9-1-1 is for police, fire, or medical emergencies when immediate action is required. Sometimes, it seems, people forget that. To make the point, one UK police service recently used Twitter to ‘tweet’ every call they had over a 24 hour period…. And they had an interesting day.
Examples of non-emergency calls
Use the emergency number for health emergencies, such as a heart attack. Make sure you have first aid training so you know what to do while waiting. This call doesn’t count, “Male called to say he has a heart problem as he is in love with a girl whom he does not know”.
Use the emergency number for robbery in progress with the suspect on the scene – like he’s breaking your window and climbing in. While he might have thought it was ‘robbery’ this certainly isn’t an emergency, “a man who wanted a refund for an expensive car wash“. The same applies here – don’t call “to report a spiritual healer for fraud” – it may be true (or not) but it certainly isn’t an emergency.
Check your cell phone
“Call just received from an unlocked phone in a pocket, tying up an emergency line. Remember to check your phone is locked!”
This is so common our local dispatch actually produces a series of posters to educate people about the problem. These days just about any (charged) phone can dial 9-1-1, even if it’s off plan. Make sure there’s a key lock in place.
Don’t let kids play with phones
The emergency service in question said “There were also a lot of calls from children and babies playing with mobile phones,” and one young lad who wasn’t just playing called the emergency number and “requested (police) officers to come out and frighten his sister”
Got to be heard to be believed

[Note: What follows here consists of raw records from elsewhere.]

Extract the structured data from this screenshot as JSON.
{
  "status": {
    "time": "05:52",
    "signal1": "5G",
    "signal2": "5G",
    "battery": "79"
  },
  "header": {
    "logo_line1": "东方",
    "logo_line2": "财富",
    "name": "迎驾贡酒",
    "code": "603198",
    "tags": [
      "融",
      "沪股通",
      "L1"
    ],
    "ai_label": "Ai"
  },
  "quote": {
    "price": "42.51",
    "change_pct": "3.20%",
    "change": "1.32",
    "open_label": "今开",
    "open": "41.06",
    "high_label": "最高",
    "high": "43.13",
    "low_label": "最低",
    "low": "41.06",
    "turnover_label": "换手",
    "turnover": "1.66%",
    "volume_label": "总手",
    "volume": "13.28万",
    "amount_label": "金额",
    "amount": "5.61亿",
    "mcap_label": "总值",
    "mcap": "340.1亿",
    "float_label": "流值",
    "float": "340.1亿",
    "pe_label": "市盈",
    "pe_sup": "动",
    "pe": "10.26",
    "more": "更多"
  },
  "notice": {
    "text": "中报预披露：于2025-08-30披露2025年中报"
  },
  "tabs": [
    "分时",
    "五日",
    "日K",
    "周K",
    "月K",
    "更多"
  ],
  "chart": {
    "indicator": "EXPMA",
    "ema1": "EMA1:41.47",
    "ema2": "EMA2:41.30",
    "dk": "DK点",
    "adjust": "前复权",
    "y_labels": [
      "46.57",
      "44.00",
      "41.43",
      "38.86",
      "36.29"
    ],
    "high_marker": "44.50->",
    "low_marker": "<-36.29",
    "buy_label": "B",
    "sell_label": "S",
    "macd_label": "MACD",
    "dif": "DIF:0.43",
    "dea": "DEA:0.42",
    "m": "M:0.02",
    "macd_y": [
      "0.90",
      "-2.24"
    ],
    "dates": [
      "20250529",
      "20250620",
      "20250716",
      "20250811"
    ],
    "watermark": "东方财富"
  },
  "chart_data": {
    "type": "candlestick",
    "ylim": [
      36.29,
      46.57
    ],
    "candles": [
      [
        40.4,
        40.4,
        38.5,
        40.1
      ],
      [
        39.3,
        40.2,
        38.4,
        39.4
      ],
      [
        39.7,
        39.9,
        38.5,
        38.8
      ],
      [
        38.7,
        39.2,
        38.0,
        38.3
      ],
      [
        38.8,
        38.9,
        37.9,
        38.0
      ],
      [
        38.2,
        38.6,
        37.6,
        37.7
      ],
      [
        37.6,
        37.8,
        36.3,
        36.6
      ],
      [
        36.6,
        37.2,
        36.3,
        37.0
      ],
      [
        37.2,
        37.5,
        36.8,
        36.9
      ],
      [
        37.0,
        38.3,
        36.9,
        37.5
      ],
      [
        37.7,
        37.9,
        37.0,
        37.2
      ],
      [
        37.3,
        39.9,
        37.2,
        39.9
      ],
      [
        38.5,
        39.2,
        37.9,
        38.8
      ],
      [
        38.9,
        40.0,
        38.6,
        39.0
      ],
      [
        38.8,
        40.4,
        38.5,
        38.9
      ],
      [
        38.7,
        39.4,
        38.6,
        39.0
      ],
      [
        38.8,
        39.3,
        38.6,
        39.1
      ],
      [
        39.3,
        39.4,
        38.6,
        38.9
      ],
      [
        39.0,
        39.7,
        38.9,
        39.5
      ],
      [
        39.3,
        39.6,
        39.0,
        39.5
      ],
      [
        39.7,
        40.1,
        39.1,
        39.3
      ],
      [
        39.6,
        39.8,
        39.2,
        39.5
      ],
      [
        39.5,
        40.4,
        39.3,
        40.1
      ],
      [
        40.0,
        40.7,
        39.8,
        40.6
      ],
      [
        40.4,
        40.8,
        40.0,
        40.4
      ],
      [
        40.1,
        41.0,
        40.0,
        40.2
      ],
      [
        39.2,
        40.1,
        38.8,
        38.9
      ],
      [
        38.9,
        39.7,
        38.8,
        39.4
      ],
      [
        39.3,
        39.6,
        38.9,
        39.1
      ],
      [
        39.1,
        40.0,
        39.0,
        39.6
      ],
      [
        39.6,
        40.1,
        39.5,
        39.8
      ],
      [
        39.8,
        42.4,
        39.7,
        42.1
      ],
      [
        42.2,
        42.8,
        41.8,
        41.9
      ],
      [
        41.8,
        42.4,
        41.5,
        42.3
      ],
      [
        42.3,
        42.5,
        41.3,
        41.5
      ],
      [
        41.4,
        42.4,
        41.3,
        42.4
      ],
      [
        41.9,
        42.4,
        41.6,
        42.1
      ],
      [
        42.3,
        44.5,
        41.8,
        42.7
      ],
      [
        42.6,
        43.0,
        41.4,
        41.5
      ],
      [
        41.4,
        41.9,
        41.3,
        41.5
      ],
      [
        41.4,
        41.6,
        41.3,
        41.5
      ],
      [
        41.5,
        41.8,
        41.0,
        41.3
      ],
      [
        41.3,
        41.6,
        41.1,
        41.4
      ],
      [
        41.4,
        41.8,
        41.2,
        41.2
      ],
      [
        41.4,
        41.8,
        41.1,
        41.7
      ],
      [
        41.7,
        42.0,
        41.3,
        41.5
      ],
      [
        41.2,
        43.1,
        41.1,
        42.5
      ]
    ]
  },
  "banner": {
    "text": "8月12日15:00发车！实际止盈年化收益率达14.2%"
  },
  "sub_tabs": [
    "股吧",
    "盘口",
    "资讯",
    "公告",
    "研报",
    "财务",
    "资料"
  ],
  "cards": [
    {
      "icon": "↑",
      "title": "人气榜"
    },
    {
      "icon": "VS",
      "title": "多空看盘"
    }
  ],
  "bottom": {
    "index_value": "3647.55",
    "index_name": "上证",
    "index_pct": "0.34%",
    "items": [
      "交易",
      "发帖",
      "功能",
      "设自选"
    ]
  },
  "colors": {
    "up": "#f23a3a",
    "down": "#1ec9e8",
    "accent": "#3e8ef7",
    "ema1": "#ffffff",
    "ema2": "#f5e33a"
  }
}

So far, so silly… but we saved the actual recordings to the end. Listen in to genuine “emergency calls” as someone complains about the lack of service at their local McDonalds, and someone else requests a new password for her laptop. (Before you listen, recall that the UK emergency number is 999 and the non-emergency number is 101.)